Click here: Why? Change this phrase everywhere on your site. It doesn’t make sense out of context. The user has to read the whole paragraph, (which they probably won’t) to understand why they should click there. Consider phrases like “Download our brochure” or “Watch the demonstration” which are more instructive and to the point.

Search Engine Optimisation (SEO)

The most important thing about SEO is to remember not to build your website for a search engine, build it for your visitor. There are of course ways you can help your site to be indexed and relevant to show up higher in search results on the engines.

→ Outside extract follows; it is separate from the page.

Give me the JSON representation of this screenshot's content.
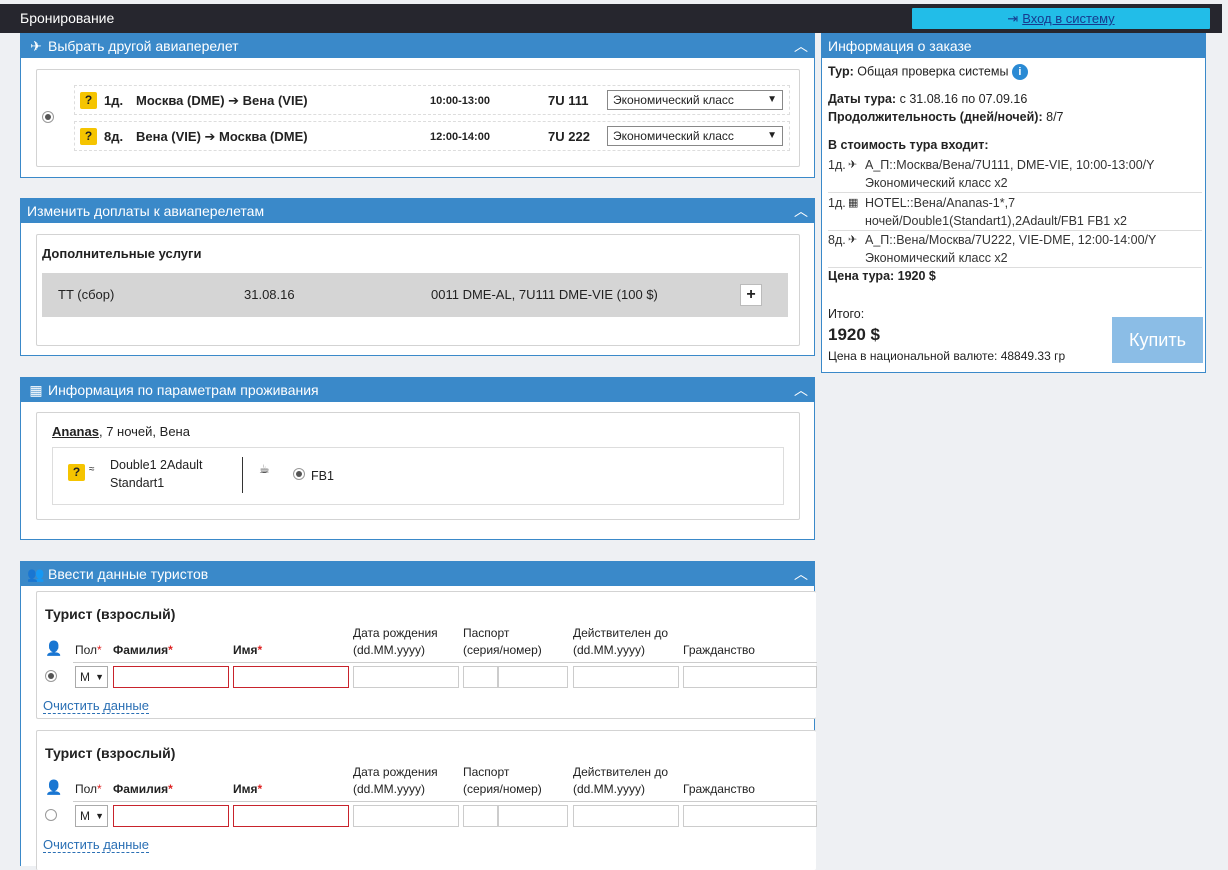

Titles: Add consistent, relevant but different titles (title tag) to every page in your website. If you already have titles, check that they are short and describe the content of the page.
Link around: Internal links to your pages from your body copy are just as important as external links. Besides the usability gain, you have the unique opportunity of specifying your link and title text.
Headers: The correct use of headers in a, logical manner can produce fantastic results. The H1 tag is the most important of the tags for SEO.

Designing the look and feel of your website

First impressions do count and reinforce the credibility and confidence for the visitor in your brand. Therefore the design of your website is critical.

Contrast and the size of your text: Ensure that contrast levels and text sizes are readable to a wide range of audiences.
Consistency: There’s nothing worse than a website that doesn’t function consistently. A user can find it hard enough to learn how a website is put together without having to remember all the little quirks and foibles on your website.
Testing: Check the website on different browsers and platforms. Try to do this every time the site has a significant update. It’s worth it as it only takes a minute or two and can help you stop losing customers who’s browser’s don’t render the website as you intended it.

Content is king

White space is good: Think of your text on the page as products on a shop shelf. Each paragraph is important and needs it’s own space to be appreciated. You can have as many pages and as long as you like.

Write for your audience: Can people understand your text? Think about your audience and rewrite those sentences full of your industry jargon. Include interesting content, articles links to blogs and relevant information to support your business offering.
Objectives: When writing content, make a mental note of what your goal is for the page (e.g. encourage contact and gather data) . Try to guess what the visitors goal is (e.g. to get at information.) Match the two (e.g. “to find this information simply sign up”).